It’s high time we question and ponder over why older women are often treated as invisible when they're still extremely passionate artists and are able to authentically express themselves creatively. Instead of vilifying them for not bowing down to our bourgeois expectations, maybe we should learn to stay quiet if we are not elevated enough as human beings to appreciate them for who they are.

To all those who willingly participated in the ignorant criticism of the faces of revolutionary female provocateurs and artists like Madonna, you are doing the patriarchy’s work for yourselves. Clearly, you’ve no idea, you are riding on the backs and the bones of women like Madonna who have paved the way.

Now, in this moment, I want you to imagine a world where a woman’s relevance is not about her age, a society that does not normalize shaming women as they age.

How lovely, no?

But this won’t become a reality until we consciously reject the misogynist and ageist attitudes that we so innately seem to share. Or one day, we will suddenly realize while looking at ourselves in  the mirror that there is no way of rewinding the biological clock and we will desperately try to convince ourselves otherwise.

We all age differently and it’s not always “graceful”. It’s inevitable.

About the author

Guntaj deep Singh

Guntaj Deep Singh (He/Him) is a self-taught interdisciplinary artist from Punjab, India. He lives in Vancouver and uses his pursuit of art to capture the pursuit of life, trying to induce conversations around culture, sexuality, parallelism and the human condition. Guntaj loves questioning everything around himself and often finds himself torn between idealism and realism. He is a romantic and you can often spot him taking long walks with his camera, indulging in countless cups of masala chai and watching coming of age cinema.

More by Guntaj deep Singh
5X Press is a forum for opinions, conversations, & experiences, powered by South Asian youth.
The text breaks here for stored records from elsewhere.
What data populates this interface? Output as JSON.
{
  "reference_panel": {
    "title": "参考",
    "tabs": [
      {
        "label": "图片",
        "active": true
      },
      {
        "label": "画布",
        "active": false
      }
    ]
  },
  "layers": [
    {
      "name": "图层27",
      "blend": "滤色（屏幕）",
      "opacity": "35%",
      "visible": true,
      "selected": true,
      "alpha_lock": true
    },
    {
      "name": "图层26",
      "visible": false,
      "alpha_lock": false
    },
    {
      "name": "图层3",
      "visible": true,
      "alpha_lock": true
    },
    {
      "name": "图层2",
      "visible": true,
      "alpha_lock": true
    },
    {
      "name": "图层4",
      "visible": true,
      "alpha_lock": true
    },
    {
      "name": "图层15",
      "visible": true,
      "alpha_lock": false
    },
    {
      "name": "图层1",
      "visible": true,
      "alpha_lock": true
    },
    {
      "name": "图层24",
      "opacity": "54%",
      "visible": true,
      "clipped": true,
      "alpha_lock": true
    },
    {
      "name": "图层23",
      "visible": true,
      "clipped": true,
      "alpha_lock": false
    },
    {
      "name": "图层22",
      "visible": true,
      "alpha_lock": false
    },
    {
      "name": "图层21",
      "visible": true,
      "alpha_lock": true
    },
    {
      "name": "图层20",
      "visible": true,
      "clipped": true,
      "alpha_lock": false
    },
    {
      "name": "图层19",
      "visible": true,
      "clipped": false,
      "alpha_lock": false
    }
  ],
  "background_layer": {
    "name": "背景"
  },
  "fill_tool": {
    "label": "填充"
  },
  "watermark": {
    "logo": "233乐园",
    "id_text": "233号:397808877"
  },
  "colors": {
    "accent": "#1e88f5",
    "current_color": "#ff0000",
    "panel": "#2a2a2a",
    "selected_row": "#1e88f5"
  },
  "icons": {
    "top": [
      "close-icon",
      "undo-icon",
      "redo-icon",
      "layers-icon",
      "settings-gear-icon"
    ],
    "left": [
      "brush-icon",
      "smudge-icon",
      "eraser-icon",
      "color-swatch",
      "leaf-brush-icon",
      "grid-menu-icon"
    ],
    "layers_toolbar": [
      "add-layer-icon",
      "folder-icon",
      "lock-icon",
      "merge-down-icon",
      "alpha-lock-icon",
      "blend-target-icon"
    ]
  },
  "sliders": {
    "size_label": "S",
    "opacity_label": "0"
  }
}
The views expressed here are not representative of those of 5X Festival.